TASK DIRECTIONS: Wherever "SLEEP" appears in a line of the records below, count that line, and report only the number.

EXTRACTED MATERIAL:
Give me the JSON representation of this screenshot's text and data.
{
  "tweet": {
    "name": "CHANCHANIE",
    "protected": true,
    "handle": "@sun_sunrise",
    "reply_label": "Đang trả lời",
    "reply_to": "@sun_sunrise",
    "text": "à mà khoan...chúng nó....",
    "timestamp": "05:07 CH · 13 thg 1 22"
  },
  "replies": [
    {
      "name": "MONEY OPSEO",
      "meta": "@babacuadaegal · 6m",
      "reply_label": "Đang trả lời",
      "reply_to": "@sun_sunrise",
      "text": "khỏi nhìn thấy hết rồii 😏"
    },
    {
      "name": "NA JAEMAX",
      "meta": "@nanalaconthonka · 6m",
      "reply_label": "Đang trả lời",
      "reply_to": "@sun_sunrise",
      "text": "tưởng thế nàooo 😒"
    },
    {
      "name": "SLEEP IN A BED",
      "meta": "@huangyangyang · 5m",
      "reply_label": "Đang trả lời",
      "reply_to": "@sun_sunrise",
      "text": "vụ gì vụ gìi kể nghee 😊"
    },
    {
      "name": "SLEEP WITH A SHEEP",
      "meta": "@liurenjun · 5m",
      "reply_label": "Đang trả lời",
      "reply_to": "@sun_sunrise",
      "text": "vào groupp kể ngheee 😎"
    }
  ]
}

RESULT FOR THIS TASK: 2